"Owner Financing" - Posted by Jim

Posted by Ed Copp (OH) on March 09, 2001 at 15:24:13:

Your offering of $235K is inflated by about $35K. Seems like the house is really worth about $200K from what you have posted. The $200K would be a cash price with the buyer bringing all the money to the table (it really does not matter where he borrowed it)

Now if you provide the financing then you are entitled to inflate your price some. In my opinion $35K is a bit of a gouge (and you will probably want higher than market interest also). It is however customary to charge more to the people who have less… I think it is called the American way.

You ask how to make this work, and the answer is that the house is most likely worth $200K cash, anything over that amount is to be considered somewhere between wishful thinking and a daydream.

It is worth noting that the $200K value (comps) would also include a local customary real estate commission, (about $12K) in my area. So the net on the house would really be about $188K. If you earn the real estate commission by all means keep it, however expect a savvy buyer to also want to “keep it”. If I was paying CASH, it is a sure thing that I would not “pay you” a commission for finding me, A “cash buyer”.

So how can you make this work? The answer is take a FAIR and realistic price of between $188K and $200K CASH, or design some kind of owner financing that works for both you and the buyer. Don’t hold your breath on a deal that is inflated by 17-20%, while looking for a super buyer who just happens to have little or no money.

“Owner Financing” - Posted by Jim

Posted by Jim on March 08, 2001 at 18:18:22:

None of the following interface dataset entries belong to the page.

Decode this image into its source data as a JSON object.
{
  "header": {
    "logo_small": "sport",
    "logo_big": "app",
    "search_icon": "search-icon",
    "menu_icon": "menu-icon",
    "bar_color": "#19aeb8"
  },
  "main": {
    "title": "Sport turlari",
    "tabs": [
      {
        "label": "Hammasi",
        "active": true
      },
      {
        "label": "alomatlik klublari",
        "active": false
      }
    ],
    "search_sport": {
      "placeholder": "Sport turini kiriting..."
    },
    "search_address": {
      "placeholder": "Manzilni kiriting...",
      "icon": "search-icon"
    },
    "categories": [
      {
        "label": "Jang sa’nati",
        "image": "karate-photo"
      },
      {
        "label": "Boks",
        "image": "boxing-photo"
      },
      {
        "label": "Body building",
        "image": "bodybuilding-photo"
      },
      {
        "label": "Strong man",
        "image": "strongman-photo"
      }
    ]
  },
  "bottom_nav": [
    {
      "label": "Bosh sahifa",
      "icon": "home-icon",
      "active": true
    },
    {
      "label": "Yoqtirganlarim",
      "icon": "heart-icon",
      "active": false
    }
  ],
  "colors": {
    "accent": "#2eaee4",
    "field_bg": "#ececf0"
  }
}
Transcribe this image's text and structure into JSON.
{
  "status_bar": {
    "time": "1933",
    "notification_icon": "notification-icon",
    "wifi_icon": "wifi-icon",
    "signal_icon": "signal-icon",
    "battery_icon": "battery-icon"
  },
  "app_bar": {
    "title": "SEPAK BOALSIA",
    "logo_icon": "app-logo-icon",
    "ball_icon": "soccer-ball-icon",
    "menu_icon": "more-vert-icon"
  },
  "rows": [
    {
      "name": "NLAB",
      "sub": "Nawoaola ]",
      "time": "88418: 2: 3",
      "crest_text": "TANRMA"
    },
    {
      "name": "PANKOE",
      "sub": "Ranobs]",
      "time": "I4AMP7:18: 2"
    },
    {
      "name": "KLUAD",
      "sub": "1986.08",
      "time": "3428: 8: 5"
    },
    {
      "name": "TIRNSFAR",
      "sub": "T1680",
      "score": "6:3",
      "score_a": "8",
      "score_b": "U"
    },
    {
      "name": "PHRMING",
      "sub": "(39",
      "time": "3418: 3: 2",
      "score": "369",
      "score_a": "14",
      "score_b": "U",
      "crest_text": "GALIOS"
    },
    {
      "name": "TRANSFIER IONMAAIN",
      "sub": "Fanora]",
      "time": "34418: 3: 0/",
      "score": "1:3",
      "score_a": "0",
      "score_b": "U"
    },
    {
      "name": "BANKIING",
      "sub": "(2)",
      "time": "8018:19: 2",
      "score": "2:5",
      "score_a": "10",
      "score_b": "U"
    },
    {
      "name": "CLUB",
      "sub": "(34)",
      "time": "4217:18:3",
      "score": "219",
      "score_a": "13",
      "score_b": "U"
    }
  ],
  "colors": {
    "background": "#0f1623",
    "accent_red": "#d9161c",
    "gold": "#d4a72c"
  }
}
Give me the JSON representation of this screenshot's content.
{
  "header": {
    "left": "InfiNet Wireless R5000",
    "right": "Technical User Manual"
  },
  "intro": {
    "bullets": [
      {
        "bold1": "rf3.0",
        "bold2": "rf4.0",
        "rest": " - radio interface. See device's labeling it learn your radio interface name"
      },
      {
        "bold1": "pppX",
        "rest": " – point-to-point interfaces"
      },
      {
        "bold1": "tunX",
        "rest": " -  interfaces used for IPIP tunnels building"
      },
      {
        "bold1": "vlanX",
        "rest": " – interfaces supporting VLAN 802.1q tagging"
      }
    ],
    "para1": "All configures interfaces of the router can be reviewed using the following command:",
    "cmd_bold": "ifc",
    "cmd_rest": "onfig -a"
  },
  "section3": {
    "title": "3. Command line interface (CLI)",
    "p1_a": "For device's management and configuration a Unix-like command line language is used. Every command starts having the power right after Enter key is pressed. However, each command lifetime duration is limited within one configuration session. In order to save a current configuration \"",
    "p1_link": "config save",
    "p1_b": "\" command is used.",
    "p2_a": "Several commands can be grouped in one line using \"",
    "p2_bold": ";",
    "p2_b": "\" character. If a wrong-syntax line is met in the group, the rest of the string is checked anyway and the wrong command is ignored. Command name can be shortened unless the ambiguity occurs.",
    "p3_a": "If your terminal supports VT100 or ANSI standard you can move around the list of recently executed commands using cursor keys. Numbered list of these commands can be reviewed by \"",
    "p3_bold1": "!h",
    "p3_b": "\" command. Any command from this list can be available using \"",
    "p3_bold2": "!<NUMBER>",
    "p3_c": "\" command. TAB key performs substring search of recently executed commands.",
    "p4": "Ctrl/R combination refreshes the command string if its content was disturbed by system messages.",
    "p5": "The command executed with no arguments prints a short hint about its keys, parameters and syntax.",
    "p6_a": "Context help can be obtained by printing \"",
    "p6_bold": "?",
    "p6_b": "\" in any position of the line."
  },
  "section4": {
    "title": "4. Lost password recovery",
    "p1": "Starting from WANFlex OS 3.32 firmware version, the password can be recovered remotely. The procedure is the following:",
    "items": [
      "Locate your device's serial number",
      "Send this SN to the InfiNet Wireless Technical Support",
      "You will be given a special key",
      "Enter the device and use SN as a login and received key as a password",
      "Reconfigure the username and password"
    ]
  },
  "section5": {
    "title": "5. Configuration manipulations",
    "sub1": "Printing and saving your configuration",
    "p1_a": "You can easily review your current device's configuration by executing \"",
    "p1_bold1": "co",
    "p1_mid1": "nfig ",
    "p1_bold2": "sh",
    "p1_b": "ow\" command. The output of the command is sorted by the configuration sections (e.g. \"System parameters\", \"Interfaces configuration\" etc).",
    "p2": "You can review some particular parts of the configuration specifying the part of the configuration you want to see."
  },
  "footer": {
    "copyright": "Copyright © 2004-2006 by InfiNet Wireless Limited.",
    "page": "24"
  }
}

Our house is worth more because of the fact that we are providing owner financing to our buyer. (ala LeGrand) and I believe it as well.

OK…How bout if we have our house advertised in the newspaper as “Owner Financing” or “No Banks Required” or
perhaps, we just have an open house and were talking to potential buyers and we’re approached by a buyer that
wants to go get a new loan tomorrow. They leave us a deposit and head to their lender for their loan.

Now, because we are not in fact providing owner financing, because our buyer elected to obtain financing from their favorite lender, does this mean that we have to take a hit on the actual value of the property because of this?

In other words, recent comps show properties in this neighborhood to be $200,000.00 and our house in question here also has a recent appraisal of $200,000.00 , but because we took the property subject to from our seller and are now selling the house for $235,000.00 because of the owner financing, will our buyers appraisal differ from our asking price, and if so, will the lender loan them the amount needed to buy at our price?

How would we make this work? (Ya never know! It could happen)

Thanks Guys